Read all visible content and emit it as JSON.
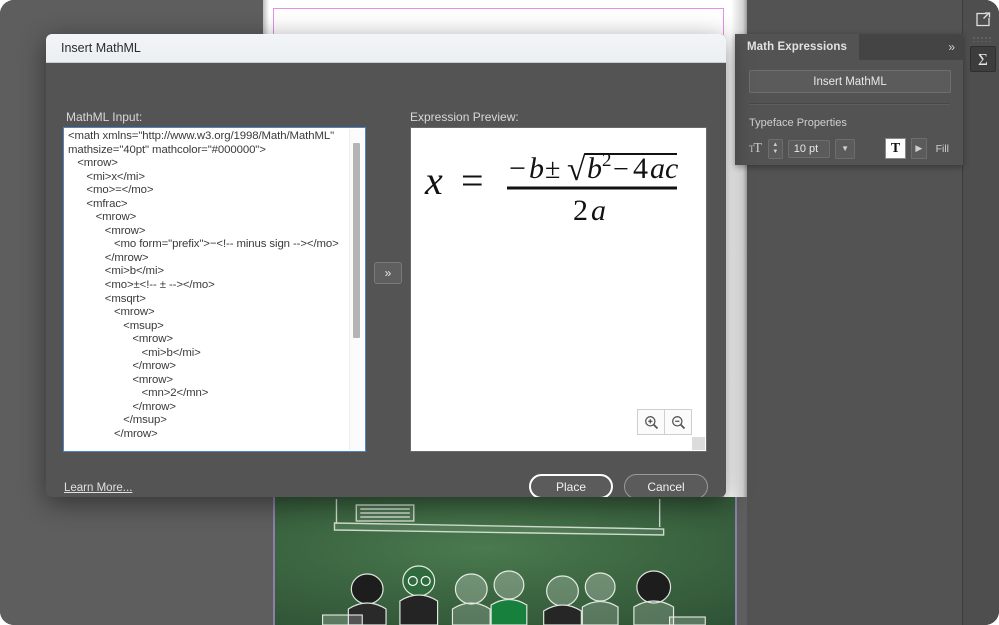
{
  "dialog": {
    "title": "Insert MathML",
    "input_label": "MathML Input:",
    "preview_label": "Expression Preview:",
    "mathml_value": "<math xmlns=\"http://www.w3.org/1998/Math/MathML\" mathsize=\"40pt\" mathcolor=\"#000000\">\n   <mrow>\n      <mi>x</mi>\n      <mo>=</mo>\n      <mfrac>\n         <mrow>\n            <mrow>\n               <mo form=\"prefix\">−<!-- minus sign --></mo>\n            </mrow>\n            <mi>b</mi>\n            <mo>±<!-- ± --></mo>\n            <msqrt>\n               <mrow>\n                  <msup>\n                     <mrow>\n                        <mi>b</mi>\n                     </mrow>\n                     <mrow>\n                        <mn>2</mn>\n                     </mrow>\n                  </msup>\n               </mrow>",
    "transfer_button": "»",
    "learn_more": "Learn More...",
    "place_button": "Place",
    "cancel_button": "Cancel",
    "zoom_in_icon": "zoom-in-icon",
    "zoom_out_icon": "zoom-out-icon",
    "formula": {
      "variable": "x",
      "equals": "=",
      "numerator": "−b±√(b²−4ac)",
      "denominator": "2a",
      "radicand": "b² − 4ac",
      "color": "#111111"
    }
  },
  "panel": {
    "tab_label": "Math Expressions",
    "collapse_icon": "»",
    "insert_button": "Insert MathML",
    "section_title": "Typeface Properties",
    "font_size_value": "10 pt",
    "font_size_icon": "text-size-icon",
    "stepper_icon": "stepper-updown-icon",
    "dropdown_icon": "chevron-down-icon",
    "fill_swatch_glyph": "T",
    "fill_arrow_icon": "chevron-right-icon",
    "fill_label": "Fill"
  },
  "dock": {
    "export_icon": "export-icon",
    "math_icon": "sigma-icon",
    "grip_icon": "grip-dots-icon"
  },
  "document": {
    "bleed_color": "#e58fe5",
    "board_color": "#3c6641",
    "spine_color": "#8e7fa8"
  }
}
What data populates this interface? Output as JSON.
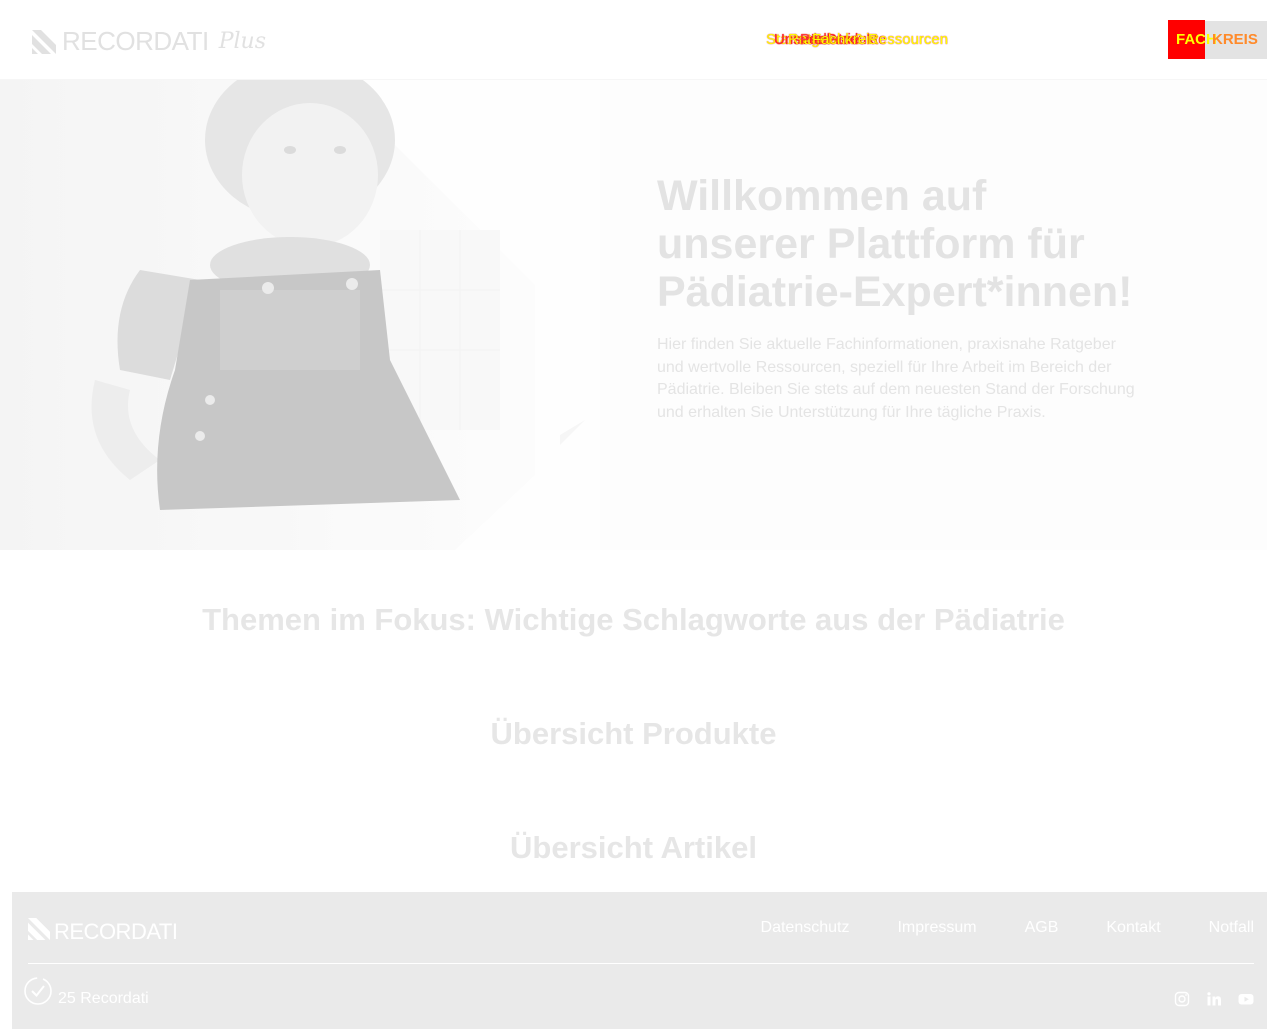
{
  "header": {
    "logo_brand": "RECORDATI",
    "logo_suffix": "Plus",
    "nav": [
      "Startseite",
      "Unsere Produkte",
      "Ratgeber & Ressourcen",
      "Pädiatrie",
      "Fachkreis"
    ],
    "button_primary": "FACH",
    "button_secondary": "KREIS"
  },
  "hero": {
    "title": "Willkommen auf unserer Plattform für Pädiatrie-Expert*innen!",
    "description": "Hier finden Sie aktuelle Fachinformationen, praxisnahe Ratgeber und wertvolle Ressourcen, speziell für Ihre Arbeit im Bereich der Pädiatrie. Bleiben Sie stets auf dem neuesten Stand der Forschung und erhalten Sie Unterstützung für Ihre tägliche Praxis."
  },
  "sections": {
    "topics": "Themen im Fokus: Wichtige Schlagworte aus der Pädiatrie",
    "products": "Übersicht Produkte",
    "articles": "Übersicht Artikel"
  },
  "footer": {
    "logo_brand": "RECORDATI",
    "links": [
      "Datenschutz",
      "Impressum",
      "AGB",
      "Kontakt",
      "Notfall"
    ],
    "copyright": "25 Recordati"
  },
  "colors": {
    "accent_red": "#ff0000",
    "accent_yellow": "#ffff00",
    "footer_bg": "#eaeaea"
  }
}
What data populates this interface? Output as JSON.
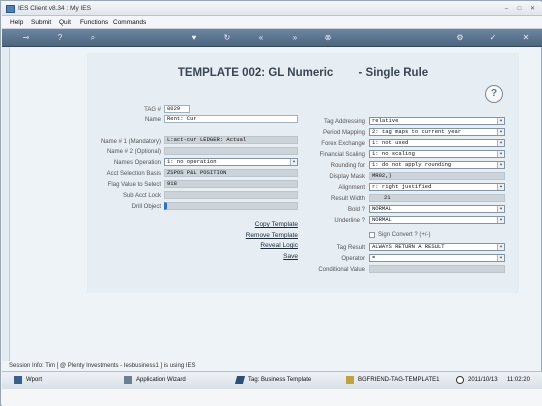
{
  "window": {
    "title": "IES Client v8.34 : My IES"
  },
  "menu": [
    "Help",
    "Submit",
    "Quit",
    "Functions",
    "Commands"
  ],
  "toolbar": {
    "icons": [
      "key-icon",
      "help-icon",
      "search-icon",
      "heart-icon",
      "refresh-icon",
      "rewind-icon",
      "fast-forward-icon",
      "close-circle-icon",
      "settings-icon",
      "check-circle-icon",
      "close-icon"
    ]
  },
  "panel": {
    "title": "TEMPLATE 002: GL Numeric",
    "subtitle": "- Single Rule",
    "help_label": "?"
  },
  "left_fields": {
    "tag_no": {
      "label": "TAG #",
      "value": "0029"
    },
    "name": {
      "label": "Name",
      "value": "Rent: Cur"
    },
    "name1": {
      "label": "Name # 1 (Mandatory)",
      "value": "L:act-cur LEDGER: Actual"
    },
    "name2": {
      "label": "Name # 2 (Optional)",
      "value": ""
    },
    "names_operation": {
      "label": "Names Operation",
      "value": "1: no operation"
    },
    "acct_selection": {
      "label": "Acct Selection Basis",
      "value": "ZSPOS P&L POSITION"
    },
    "flag_value": {
      "label": "Flag Value to Select",
      "value": "918"
    },
    "sub_acct_lock": {
      "label": "Sub Acct Lock",
      "value": ""
    },
    "drill_object": {
      "label": "Drill Object",
      "value": ""
    }
  },
  "links": {
    "copy": "Copy Template",
    "remove": "Remove Template",
    "reveal": "Reveal Logic",
    "save": "Save"
  },
  "right_fields": {
    "tag_addressing": {
      "label": "Tag Addressing",
      "value": "relative"
    },
    "period_mapping": {
      "label": "Period Mapping",
      "value": "2: tag maps to current year"
    },
    "forex_exchange": {
      "label": "Forex Exchange",
      "value": "1: not used"
    },
    "financial_scaling": {
      "label": "Financial Scaling",
      "value": "1: no scaling"
    },
    "rounding_for": {
      "label": "Rounding for",
      "value": "1: do not apply rounding"
    },
    "display_mask": {
      "label": "Display Mask",
      "value": "MR02,)"
    },
    "alignment": {
      "label": "Alignment",
      "value": "r: right justified"
    },
    "result_width": {
      "label": "Result Width",
      "value": "21"
    },
    "bold": {
      "label": "Bold ?",
      "value": "NORMAL"
    },
    "underline": {
      "label": "Underline ?",
      "value": "NORMAL"
    },
    "sign_convert": {
      "label": "Sign Convert ? (+/-)"
    },
    "tag_result": {
      "label": "Tag Result",
      "value": "ALWAYS RETURN A RESULT"
    },
    "operator": {
      "label": "Operator",
      "value": "="
    },
    "conditional_value": {
      "label": "Conditional Value",
      "value": ""
    }
  },
  "status": {
    "session_info": "Session Info: Tim [ @ Plenty Investments - Iesbusiness1 ] is using IES"
  },
  "taskbar": {
    "items": [
      "Wport",
      "Application Wizard",
      "Tag: Business Template",
      "BGFRIEND-TAG-TEMPLATE1"
    ],
    "date": "2011/10/13",
    "time": "11:02:20"
  },
  "colors": {
    "toolbar": "#5a7390",
    "panel": "#e6eef4",
    "heading": "#3b4651"
  }
}
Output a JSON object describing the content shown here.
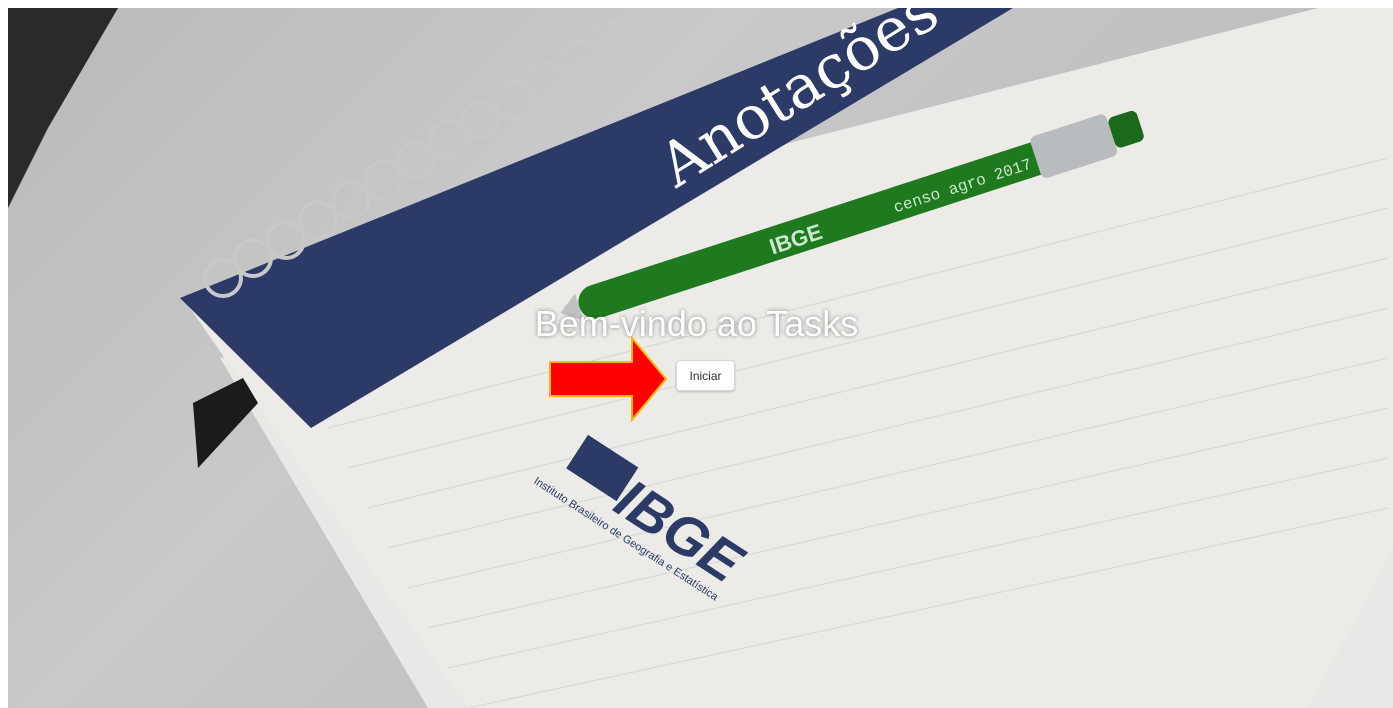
{
  "page": {
    "title": "Bem-vindo ao Tasks",
    "start_button_label": "Iniciar"
  },
  "background_photo": {
    "cover_text": "Anotações",
    "logo_text": "IBGE",
    "logo_subtitle": "Instituto Brasileiro de Geografia e Estatística",
    "pen_brand": "IBGE",
    "pen_text": "censo agro 2017"
  },
  "colors": {
    "title": "#ffffff",
    "arrow_fill": "#ff0000",
    "arrow_stroke": "#f5b800",
    "button_bg": "#ffffff",
    "notebook_cover": "#2b3a66",
    "pen": "#1f7a1f"
  }
}
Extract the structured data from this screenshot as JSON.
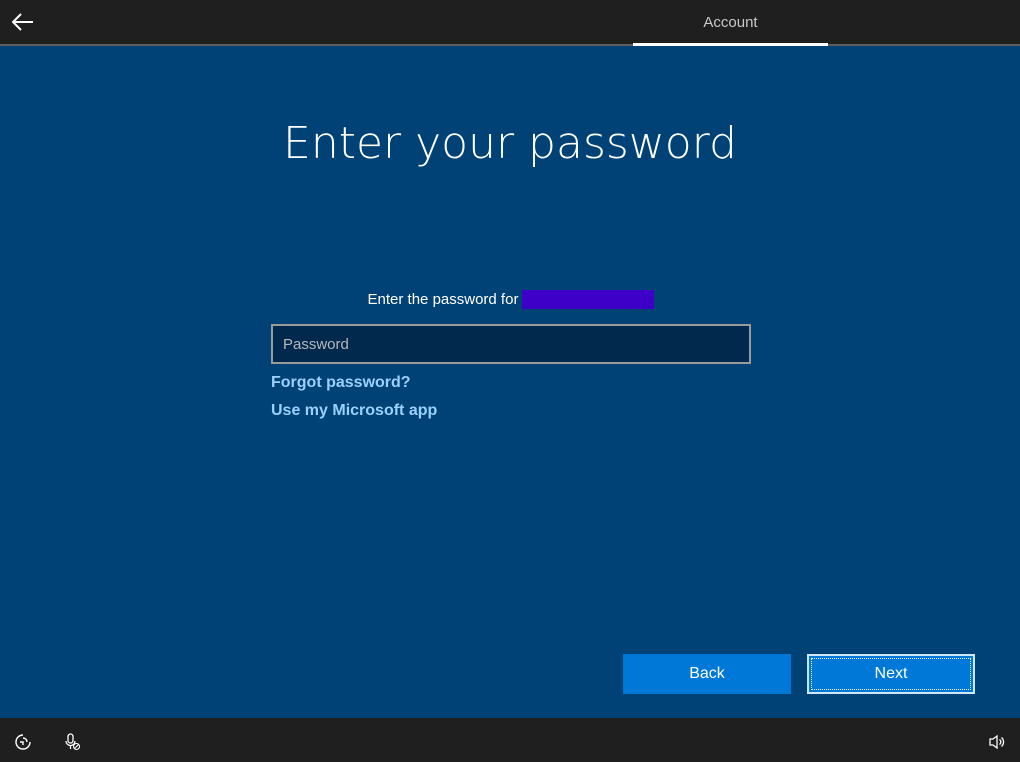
{
  "header": {
    "tab_label": "Account",
    "back_icon": "back-arrow-icon"
  },
  "main": {
    "title": "Enter your password",
    "prompt_text": "Enter the password for",
    "password_placeholder": "Password",
    "password_value": "",
    "links": {
      "forgot": "Forgot password?",
      "microsoft_app": "Use my Microsoft app"
    }
  },
  "footer": {
    "back_label": "Back",
    "next_label": "Next",
    "icons": [
      "ease-of-access-icon",
      "microphone-icon",
      "volume-icon"
    ]
  },
  "colors": {
    "background": "#004275",
    "bar": "#1f1f1f",
    "accent_button": "#0078d7",
    "link": "#9bd0ff",
    "redaction": "#3e00c8"
  }
}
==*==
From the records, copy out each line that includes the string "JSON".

Read all visible content and emit it as JSON.
What data populates this interface? Output as JSON.
What data populates this interface? Output as JSON.
Output a JSON object describing the content shown here.
Extract the structured data from this screenshot as JSON.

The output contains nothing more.